All lines in the data below carrying the string "steps" are to be located and copied.

● ● ● ●

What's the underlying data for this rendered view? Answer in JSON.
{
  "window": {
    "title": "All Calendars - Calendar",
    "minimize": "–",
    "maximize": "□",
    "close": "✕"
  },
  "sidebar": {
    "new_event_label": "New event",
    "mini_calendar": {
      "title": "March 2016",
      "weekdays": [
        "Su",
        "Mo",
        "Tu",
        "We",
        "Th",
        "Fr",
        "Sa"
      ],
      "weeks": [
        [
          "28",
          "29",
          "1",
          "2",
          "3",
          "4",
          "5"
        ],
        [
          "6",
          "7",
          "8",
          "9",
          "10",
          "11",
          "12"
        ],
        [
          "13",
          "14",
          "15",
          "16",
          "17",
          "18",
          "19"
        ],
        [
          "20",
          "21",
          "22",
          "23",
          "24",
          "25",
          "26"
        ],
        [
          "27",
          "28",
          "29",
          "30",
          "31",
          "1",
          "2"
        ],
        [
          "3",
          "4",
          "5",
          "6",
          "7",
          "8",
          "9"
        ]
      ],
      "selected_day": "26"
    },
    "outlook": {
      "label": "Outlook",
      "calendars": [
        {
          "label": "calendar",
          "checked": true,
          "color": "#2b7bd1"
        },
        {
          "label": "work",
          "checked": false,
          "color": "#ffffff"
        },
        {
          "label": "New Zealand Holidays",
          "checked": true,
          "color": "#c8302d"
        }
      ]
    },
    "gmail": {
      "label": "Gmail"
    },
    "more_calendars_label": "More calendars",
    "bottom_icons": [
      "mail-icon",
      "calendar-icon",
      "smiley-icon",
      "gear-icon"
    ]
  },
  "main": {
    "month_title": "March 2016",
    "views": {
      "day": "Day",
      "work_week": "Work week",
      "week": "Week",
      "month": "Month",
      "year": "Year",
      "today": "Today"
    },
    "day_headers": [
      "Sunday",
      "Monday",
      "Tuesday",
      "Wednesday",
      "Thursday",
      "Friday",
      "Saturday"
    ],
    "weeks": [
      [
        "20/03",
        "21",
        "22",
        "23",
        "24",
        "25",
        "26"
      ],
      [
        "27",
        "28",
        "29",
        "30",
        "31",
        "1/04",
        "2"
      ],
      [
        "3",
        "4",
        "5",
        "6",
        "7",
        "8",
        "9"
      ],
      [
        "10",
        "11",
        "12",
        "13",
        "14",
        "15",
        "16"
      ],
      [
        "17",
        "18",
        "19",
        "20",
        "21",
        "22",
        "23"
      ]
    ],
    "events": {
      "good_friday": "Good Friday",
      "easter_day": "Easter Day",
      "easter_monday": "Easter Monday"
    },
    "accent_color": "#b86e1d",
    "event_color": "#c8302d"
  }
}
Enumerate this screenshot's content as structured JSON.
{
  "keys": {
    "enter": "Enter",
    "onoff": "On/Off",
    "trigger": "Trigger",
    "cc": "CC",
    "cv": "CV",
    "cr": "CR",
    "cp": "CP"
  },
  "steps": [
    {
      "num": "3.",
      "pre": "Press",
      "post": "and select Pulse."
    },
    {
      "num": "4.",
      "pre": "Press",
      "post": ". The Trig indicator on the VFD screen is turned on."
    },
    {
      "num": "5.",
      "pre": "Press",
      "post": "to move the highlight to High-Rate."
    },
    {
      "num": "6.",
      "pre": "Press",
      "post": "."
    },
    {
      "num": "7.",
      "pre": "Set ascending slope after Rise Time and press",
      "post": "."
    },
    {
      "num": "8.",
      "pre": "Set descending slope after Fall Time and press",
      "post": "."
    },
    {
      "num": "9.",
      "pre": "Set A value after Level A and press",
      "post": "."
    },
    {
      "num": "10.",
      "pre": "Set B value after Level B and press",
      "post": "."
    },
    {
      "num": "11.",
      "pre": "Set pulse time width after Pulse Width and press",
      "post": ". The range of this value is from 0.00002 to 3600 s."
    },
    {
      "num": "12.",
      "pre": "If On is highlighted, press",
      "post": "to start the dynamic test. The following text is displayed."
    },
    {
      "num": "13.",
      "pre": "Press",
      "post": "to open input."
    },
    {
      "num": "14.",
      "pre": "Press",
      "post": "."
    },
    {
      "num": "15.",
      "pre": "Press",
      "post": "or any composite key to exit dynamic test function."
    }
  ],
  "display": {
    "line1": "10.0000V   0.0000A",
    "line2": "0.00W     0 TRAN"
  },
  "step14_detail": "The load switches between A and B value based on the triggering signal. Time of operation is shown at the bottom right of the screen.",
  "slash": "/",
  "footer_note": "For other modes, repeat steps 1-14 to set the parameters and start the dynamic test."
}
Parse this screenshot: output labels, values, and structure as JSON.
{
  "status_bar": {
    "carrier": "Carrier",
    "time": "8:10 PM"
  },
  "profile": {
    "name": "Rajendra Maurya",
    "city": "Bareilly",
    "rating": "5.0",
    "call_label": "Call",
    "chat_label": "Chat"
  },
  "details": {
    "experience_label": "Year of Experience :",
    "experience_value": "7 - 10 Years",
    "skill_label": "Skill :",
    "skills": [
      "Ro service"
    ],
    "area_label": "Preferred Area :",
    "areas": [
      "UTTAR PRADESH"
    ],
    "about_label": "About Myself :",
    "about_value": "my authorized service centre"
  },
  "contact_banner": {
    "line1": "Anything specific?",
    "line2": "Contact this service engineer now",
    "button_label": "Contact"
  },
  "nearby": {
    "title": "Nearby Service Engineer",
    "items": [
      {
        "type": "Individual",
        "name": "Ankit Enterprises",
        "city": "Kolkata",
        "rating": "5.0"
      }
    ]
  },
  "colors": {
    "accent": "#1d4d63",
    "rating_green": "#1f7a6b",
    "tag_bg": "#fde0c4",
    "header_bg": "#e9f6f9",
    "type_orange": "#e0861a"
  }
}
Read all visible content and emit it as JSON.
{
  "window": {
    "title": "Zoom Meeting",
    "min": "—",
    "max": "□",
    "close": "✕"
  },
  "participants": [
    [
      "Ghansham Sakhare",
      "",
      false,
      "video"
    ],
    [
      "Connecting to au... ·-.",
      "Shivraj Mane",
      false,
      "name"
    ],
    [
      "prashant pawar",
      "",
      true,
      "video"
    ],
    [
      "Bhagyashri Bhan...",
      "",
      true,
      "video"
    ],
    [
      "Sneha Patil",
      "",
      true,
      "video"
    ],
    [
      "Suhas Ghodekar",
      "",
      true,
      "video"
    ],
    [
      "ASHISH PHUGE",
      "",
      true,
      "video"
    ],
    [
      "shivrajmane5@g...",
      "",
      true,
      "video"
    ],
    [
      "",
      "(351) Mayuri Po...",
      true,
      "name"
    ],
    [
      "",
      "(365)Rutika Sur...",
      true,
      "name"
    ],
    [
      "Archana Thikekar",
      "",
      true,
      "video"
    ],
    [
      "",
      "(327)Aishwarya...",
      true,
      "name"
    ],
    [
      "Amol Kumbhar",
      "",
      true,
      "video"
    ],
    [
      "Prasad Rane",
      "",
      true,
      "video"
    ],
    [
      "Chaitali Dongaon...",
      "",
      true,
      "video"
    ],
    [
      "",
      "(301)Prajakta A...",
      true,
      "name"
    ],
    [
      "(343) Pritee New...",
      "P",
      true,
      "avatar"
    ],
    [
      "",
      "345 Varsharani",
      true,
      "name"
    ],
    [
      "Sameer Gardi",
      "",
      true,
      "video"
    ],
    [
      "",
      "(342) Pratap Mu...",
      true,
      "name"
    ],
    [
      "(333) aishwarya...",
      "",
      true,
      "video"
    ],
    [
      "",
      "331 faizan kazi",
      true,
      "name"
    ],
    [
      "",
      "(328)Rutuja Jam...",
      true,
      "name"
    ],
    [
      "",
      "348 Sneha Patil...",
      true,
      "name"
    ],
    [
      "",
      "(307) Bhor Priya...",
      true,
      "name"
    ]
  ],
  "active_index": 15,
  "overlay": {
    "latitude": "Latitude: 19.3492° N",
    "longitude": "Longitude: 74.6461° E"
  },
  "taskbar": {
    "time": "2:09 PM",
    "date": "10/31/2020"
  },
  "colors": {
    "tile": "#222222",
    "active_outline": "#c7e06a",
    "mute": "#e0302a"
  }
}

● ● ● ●

— SOLVED EXERCISE —
  "steps": [
  "footer_note": "For other modes, repeat steps 1-14 to set the parameters and start the dynamic test."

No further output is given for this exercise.